In the era of increasing environmental consciousness, recycling has emerged as a powerful tool in our battle against plastic pollution, particularly when it comes to protecting our precious oceans. Yet, amidst the wave of recycling awareness, several misconceptions cloud our understanding of this vital practice. In this blog post, we embark on a journey to debunk one of the most prevailing recycling myths, while diving deep into the realities of plastic recycling and its connection to our beloved oceans. Join us as we navigate through the sea of information, guided by legitimate sources and studies, to reveal the truth and empower ourselves to make a positive impact.
Myth: “All plastics can be recycled, right?”
Fact: Not all plastics are created equal when it comes to recycling.
While the notion of universal plastic recycling may seem enticing, the reality is far more nuanced. Plastics vary in composition, posing unique challenges in the recycling process. Furthermore, the availability of recycling infrastructure plays a crucial role in determining the fate of different plastic types.
To unravel the mysteries of plastic recycling and its relationship with our oceans, let’s explore critical factors:
Plastic Identification: Unmasking the Codes of the Sea
Plastics bear hidden identities, waiting to be unveiled through their resin codes.
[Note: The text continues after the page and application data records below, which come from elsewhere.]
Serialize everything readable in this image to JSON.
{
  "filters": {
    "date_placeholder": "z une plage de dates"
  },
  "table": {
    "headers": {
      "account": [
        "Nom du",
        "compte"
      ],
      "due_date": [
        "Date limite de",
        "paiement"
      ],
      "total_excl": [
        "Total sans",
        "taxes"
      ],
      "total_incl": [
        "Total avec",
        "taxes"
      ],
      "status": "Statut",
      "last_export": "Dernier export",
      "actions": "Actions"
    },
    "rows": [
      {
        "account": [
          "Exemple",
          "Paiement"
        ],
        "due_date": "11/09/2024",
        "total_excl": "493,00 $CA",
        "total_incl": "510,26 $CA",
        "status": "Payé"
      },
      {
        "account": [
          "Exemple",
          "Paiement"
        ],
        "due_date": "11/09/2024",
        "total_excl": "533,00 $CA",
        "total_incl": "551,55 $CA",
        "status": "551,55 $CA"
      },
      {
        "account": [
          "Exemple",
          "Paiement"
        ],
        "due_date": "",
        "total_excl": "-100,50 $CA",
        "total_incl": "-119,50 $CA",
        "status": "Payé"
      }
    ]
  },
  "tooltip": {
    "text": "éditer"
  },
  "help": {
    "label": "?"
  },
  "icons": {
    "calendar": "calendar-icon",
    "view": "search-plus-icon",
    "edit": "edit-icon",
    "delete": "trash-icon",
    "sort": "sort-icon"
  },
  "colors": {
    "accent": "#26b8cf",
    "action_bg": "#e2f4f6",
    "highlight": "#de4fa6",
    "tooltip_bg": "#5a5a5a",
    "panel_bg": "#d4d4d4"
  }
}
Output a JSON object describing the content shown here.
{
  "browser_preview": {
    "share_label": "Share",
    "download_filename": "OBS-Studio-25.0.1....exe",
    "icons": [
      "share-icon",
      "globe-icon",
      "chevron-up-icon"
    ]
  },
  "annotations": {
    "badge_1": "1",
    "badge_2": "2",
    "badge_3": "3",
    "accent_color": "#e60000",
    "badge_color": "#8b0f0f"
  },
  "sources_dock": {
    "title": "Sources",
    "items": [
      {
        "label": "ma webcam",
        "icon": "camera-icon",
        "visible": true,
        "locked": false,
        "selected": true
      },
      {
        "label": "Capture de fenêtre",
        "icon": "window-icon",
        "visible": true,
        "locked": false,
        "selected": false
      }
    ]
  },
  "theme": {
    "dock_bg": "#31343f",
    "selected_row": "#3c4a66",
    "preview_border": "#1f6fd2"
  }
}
These codes, denoted by numbers within the recycling symbol, assist in identifying the type of plastic. However, not all plastic types are widely accepted for recycling, and some may even carry a higher risk of ending up in our oceans.
Source: The Environmental Protection Agency (EPA) provides an illuminating guide on plastic resin codes and their meanings. (Source)
Local Recycling Guidelines: Navigating the Tides of Responsibility
In the vast ocean of recycling practices, each region and municipality may have its own guidelines. Understanding local recycling rules becomes imperative to discern which plastics are accepted and how they should be prepared for recycling. By following these guidelines, we can ensure that our efforts align with the broader goal of preserving our oceans.
Source: Local government websites or waste management agencies often serve as valuable sources of information, offering detailed recycling guidelines tailored to your specific area. You can visit the official website of the Ministry of Environmental Protection of Israel for comprehensive information specific to Israel. (Source)
The results of this year’s World Ocean cleanup dives supported by Mishmar Hayam and The Israeli Diving Federation:
Reduce and Reuse: A Voyage Towards Oceanic Harmony
While recycling undeniably plays a crucial role, we must steer our course toward reduction and reuse. By minimizing our consumption of single-use plastics and embracing reusable alternatives, we can chart a more sustainable path, significantly diminishing the need for recycling and safeguarding our oceans from the perils of plastic waste.
Source: The World Wildlife Fund (WWF) highlights the importance of reducing plastic waste and adopting reusable solutions, providing valuable tips to navigate this transformative journey. (Source)
Addressing the Limitations: A Beacon of Hope Amidst the Tides
It is crucial to recognize that while valuable, recycling has limitations. With each recycling cycle, the quality of plastic may degrade, affecting its potential for future recycling. This phenomenon, known as downcycling, ultimately renders some recycled plastics unviable for further reuse. Consequently, we must seek alternative solutions to ensure a sustainable future for our oceans.
Source: National Geographic delves into the concept of downcycling and elucidates the limitations of plastic recycling, shedding light on the complex realities we face. (Source)
Conclusion: Unveiling the Depths of Truth
Debunking recycling myths becomes an imperative endeavour in our quest for a sustainable future. By unravelling the realities of plastic recycling and its profound impact on our oceans, we equip ourselves with accurate information and embark on a path towards responsible waste management. Understanding local guidelines, reducing consumption, and embracing reusable alternatives serve as compass points guiding us toward cleaner oceans and a greener planet.
As we conclude this voyage, remember that recycling is merely one piece of the puzzle. Together, we can ride the waves of change, embracing the principles of reduction, reuse, and recycling to create a lasting difference for the oceans we hold dear.